## [WORK TO COMPLETE]
Restate all of the data precisely, omitting nothing.

## [DATA FOR PROCESSING]
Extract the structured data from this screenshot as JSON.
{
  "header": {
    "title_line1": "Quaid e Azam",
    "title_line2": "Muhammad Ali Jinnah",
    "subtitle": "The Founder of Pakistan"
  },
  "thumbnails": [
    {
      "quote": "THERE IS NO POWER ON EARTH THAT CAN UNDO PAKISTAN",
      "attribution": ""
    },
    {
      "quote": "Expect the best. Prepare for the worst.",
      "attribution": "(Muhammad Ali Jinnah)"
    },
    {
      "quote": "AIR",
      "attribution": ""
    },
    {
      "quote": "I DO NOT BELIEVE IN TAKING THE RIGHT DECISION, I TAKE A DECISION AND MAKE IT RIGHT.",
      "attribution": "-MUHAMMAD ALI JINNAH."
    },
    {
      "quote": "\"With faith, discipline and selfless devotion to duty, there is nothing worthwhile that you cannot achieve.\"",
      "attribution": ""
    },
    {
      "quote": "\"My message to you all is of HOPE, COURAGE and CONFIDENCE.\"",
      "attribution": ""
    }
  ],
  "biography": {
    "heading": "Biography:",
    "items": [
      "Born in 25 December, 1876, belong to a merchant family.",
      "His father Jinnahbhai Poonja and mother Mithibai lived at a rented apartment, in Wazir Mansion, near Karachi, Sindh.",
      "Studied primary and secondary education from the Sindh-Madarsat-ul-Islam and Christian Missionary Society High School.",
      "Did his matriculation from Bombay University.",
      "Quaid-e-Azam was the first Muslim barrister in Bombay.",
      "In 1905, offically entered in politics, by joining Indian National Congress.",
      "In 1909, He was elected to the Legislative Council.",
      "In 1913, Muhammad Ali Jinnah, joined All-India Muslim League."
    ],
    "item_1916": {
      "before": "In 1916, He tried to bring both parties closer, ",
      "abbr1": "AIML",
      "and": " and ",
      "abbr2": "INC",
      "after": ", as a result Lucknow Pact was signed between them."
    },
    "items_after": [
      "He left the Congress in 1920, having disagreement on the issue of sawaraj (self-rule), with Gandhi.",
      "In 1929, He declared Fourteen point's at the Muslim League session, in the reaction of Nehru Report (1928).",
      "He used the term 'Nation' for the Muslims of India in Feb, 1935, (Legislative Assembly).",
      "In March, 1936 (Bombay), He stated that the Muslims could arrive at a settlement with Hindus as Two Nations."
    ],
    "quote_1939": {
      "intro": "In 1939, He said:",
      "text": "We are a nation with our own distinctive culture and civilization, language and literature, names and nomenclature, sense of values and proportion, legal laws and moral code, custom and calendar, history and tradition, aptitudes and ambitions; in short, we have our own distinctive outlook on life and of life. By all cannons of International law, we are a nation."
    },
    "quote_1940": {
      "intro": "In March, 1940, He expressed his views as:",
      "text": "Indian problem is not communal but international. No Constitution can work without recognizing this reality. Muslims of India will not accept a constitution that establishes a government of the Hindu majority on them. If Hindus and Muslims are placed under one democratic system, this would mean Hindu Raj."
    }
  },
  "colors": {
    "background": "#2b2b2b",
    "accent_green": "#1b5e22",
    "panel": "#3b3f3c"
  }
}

## [ANSWER FOR THE TASK]
Extract the structured data from this screenshot as JSON.
{
  "header": {
    "title_line1": "Quaid e Azam",
    "title_line2": "Muhammad Ali Jinnah",
    "subtitle": "The Founder of Pakistan"
  },
  "thumbnails": [
    {
      "quote": "THERE IS NO POWER ON EARTH THAT CAN UNDO PAKISTAN",
      "attribution": ""
    },
    {
      "quote": "Expect the best. Prepare for the worst.",
      "attribution": "(Muhammad Ali Jinnah)"
    },
    {
      "quote": "AIR",
      "attribution": ""
    },
    {
      "quote": "I DO NOT BELIEVE IN TAKING THE RIGHT DECISION, I TAKE A DECISION AND MAKE IT RIGHT.",
      "attribution": "-MUHAMMAD ALI JINNAH."
    },
    {
      "quote": "\"With faith, discipline and selfless devotion to duty, there is nothing worthwhile that you cannot achieve.\"",
      "attribution": ""
    },
    {
      "quote": "\"My message to you all is of HOPE, COURAGE and CONFIDENCE.\"",
      "attribution": ""
    }
  ],
  "biography": {
    "heading": "Biography:",
    "items": [
      "Born in 25 December, 1876, belong to a merchant family.",
      "His father Jinnahbhai Poonja and mother Mithibai lived at a rented apartment, in Wazir Mansion, near Karachi, Sindh.",
      "Studied primary and secondary education from the Sindh-Madarsat-ul-Islam and Christian Missionary Society High School.",
      "Did his matriculation from Bombay University.",
      "Quaid-e-Azam was the first Muslim barrister in Bombay.",
      "In 1905, offically entered in politics, by joining Indian National Congress.",
      "In 1909, He was elected to the Legislative Council.",
      "In 1913, Muhammad Ali Jinnah, joined All-India Muslim League."
    ],
    "item_1916": {
      "before": "In 1916, He tried to bring both parties closer, ",
      "abbr1": "AIML",
      "and": " and ",
      "abbr2": "INC",
      "after": ", as a result Lucknow Pact was signed between them."
    },
    "items_after": [
      "He left the Congress in 1920, having disagreement on the issue of sawaraj (self-rule), with Gandhi.",
      "In 1929, He declared Fourteen point's at the Muslim League session, in the reaction of Nehru Report (1928).",
      "He used the term 'Nation' for the Muslims of India in Feb, 1935, (Legislative Assembly).",
      "In March, 1936 (Bombay), He stated that the Muslims could arrive at a settlement with Hindus as Two Nations."
    ],
    "quote_1939": {
      "intro": "In 1939, He said:",
      "text": "We are a nation with our own distinctive culture and civilization, language and literature, names and nomenclature, sense of values and proportion, legal laws and moral code, custom and calendar, history and tradition, aptitudes and ambitions; in short, we have our own distinctive outlook on life and of life. By all cannons of International law, we are a nation."
    },
    "quote_1940": {
      "intro": "In March, 1940, He expressed his views as:",
      "text": "Indian problem is not communal but international. No Constitution can work without recognizing this reality. Muslims of India will not accept a constitution that establishes a government of the Hindu majority on them. If Hindus and Muslims are placed under one democratic system, this would mean Hindu Raj."
    }
  },
  "colors": {
    "background": "#2b2b2b",
    "accent_green": "#1b5e22",
    "panel": "#3b3f3c"
  }
}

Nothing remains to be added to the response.